## Task instructions
Report, as a bare number, how many lines in the data contain "title".

[Saved entries]
>>

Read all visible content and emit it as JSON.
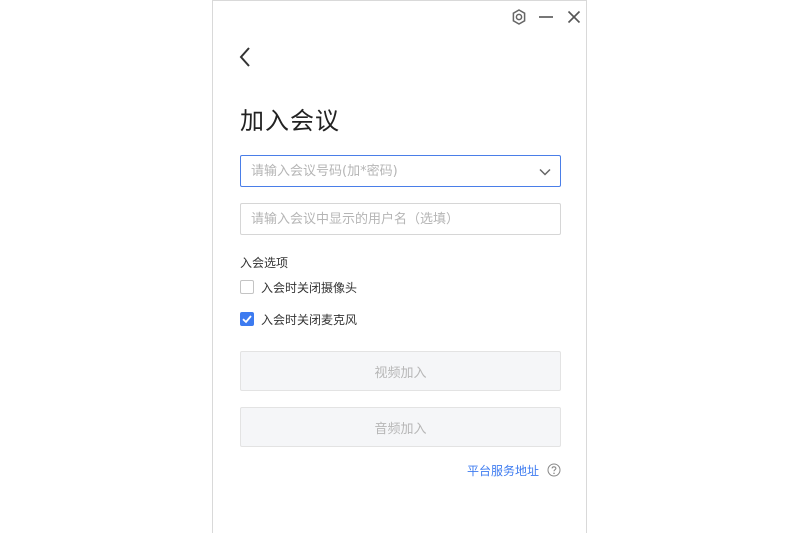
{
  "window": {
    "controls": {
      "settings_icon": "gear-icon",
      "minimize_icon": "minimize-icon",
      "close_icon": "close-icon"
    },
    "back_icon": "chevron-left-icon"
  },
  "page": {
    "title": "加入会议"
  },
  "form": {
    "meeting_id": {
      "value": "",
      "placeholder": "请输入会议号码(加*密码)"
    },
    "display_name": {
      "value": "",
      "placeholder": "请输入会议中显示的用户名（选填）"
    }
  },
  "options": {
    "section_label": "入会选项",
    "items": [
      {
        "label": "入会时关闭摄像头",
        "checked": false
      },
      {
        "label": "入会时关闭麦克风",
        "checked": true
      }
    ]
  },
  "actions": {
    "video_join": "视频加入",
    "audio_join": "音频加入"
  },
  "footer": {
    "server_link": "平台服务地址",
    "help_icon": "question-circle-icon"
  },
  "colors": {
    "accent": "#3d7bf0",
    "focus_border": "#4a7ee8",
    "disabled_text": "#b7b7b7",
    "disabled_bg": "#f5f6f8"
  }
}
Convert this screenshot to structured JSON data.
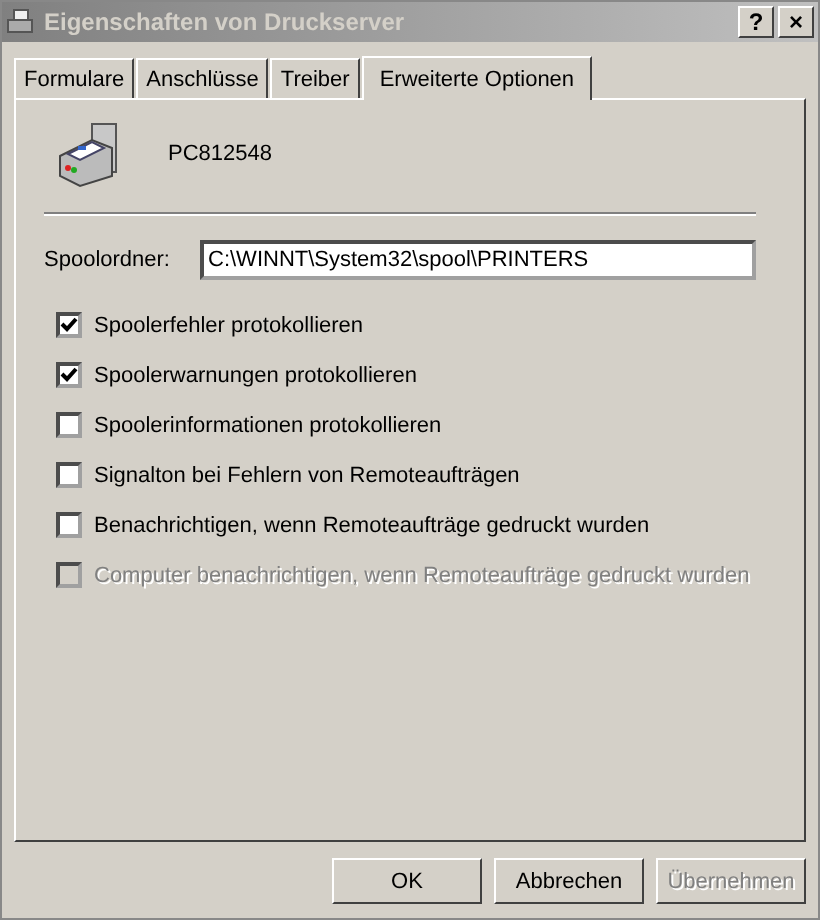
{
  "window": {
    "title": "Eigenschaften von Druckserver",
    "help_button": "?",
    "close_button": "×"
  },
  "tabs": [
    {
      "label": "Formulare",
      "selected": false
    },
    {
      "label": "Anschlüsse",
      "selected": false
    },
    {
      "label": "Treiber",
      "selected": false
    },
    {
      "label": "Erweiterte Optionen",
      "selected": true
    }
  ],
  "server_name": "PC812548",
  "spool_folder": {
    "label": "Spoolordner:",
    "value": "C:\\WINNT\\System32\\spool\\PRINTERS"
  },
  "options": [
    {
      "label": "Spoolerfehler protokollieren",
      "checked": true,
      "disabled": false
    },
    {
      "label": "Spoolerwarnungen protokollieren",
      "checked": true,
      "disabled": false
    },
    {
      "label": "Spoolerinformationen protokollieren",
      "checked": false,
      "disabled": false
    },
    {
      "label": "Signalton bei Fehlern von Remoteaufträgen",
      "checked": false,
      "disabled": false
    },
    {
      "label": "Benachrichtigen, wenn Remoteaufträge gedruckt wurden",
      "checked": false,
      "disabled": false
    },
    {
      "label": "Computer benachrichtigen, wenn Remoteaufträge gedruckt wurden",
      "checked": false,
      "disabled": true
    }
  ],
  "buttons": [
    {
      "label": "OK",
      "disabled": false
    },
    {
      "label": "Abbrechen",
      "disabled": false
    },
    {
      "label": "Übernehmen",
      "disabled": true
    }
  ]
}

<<
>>

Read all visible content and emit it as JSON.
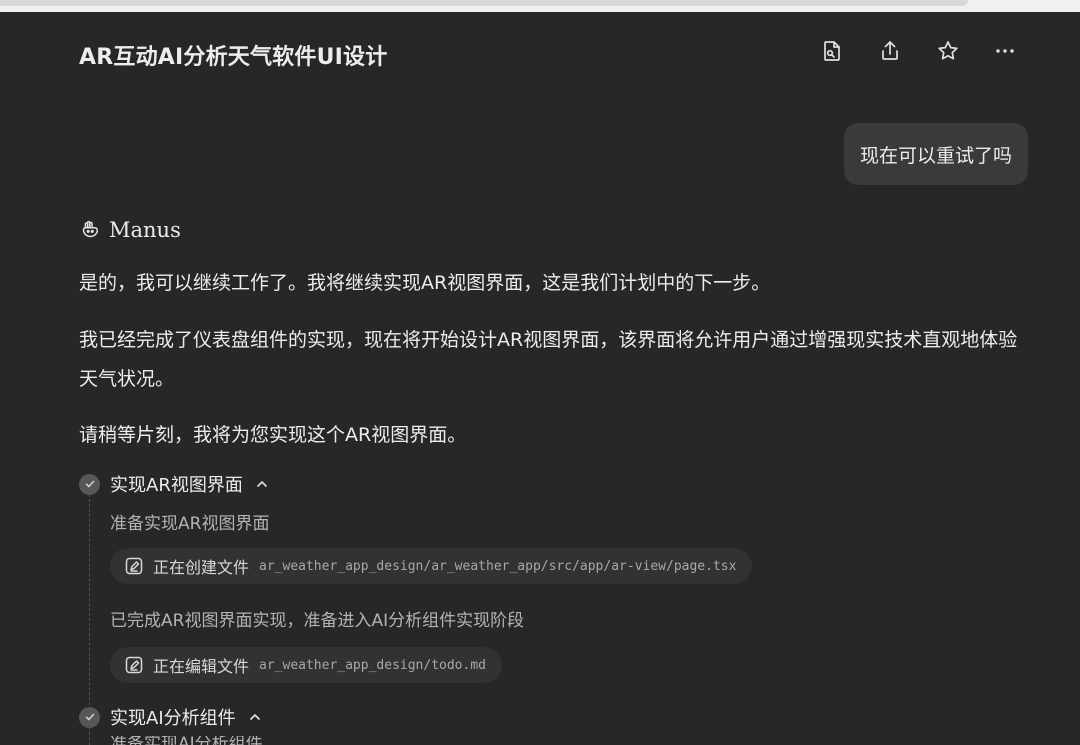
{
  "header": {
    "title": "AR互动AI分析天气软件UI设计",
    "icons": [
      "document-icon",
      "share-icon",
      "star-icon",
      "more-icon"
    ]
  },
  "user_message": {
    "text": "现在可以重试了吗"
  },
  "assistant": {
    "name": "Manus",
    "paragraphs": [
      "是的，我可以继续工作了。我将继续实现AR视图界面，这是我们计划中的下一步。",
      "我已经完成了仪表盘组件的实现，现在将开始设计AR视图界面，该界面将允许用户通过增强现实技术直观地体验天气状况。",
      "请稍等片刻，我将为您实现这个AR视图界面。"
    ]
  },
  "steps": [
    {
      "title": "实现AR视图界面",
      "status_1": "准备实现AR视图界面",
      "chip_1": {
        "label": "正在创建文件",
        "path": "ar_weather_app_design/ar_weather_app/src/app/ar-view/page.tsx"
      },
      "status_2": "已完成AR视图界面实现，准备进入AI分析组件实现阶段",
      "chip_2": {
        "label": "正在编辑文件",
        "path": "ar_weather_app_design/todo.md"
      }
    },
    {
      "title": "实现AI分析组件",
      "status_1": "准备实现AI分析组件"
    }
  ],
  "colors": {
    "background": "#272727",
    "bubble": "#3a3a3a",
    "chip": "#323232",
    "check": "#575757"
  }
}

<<
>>

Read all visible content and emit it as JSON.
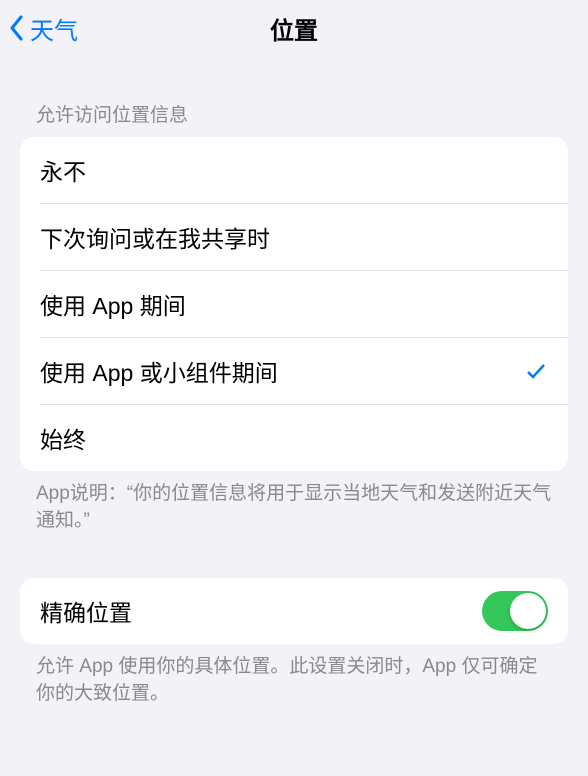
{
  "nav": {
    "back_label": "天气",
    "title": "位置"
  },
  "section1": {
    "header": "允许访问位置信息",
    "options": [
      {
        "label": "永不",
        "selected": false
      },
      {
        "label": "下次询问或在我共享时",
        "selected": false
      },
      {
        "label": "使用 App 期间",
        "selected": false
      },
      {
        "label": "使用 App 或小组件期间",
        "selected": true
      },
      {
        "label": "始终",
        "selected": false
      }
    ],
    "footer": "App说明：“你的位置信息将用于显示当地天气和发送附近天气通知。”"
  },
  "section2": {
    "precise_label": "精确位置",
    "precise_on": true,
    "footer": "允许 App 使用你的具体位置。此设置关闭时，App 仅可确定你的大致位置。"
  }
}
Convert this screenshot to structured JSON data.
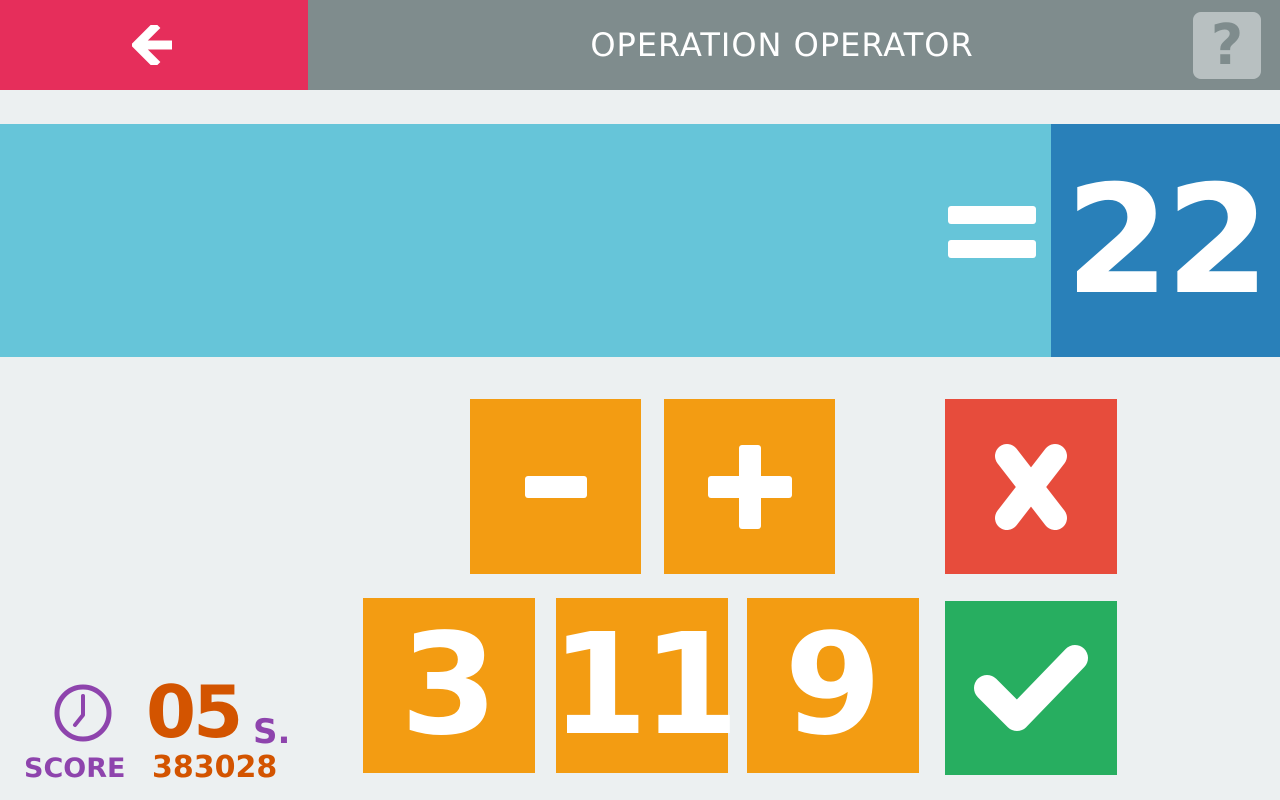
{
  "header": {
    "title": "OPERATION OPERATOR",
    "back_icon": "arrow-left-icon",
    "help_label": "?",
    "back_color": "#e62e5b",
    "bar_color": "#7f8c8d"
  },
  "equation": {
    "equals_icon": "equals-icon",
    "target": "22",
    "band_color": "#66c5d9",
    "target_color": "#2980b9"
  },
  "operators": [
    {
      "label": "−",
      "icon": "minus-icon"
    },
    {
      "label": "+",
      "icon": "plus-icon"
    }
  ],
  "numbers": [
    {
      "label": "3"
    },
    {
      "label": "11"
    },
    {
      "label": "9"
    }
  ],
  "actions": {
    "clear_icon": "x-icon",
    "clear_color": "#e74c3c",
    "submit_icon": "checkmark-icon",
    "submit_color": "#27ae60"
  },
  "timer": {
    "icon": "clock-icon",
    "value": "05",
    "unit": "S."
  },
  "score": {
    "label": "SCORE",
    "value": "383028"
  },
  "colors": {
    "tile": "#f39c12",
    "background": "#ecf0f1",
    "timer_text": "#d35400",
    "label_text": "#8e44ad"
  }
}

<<

## The completed task
7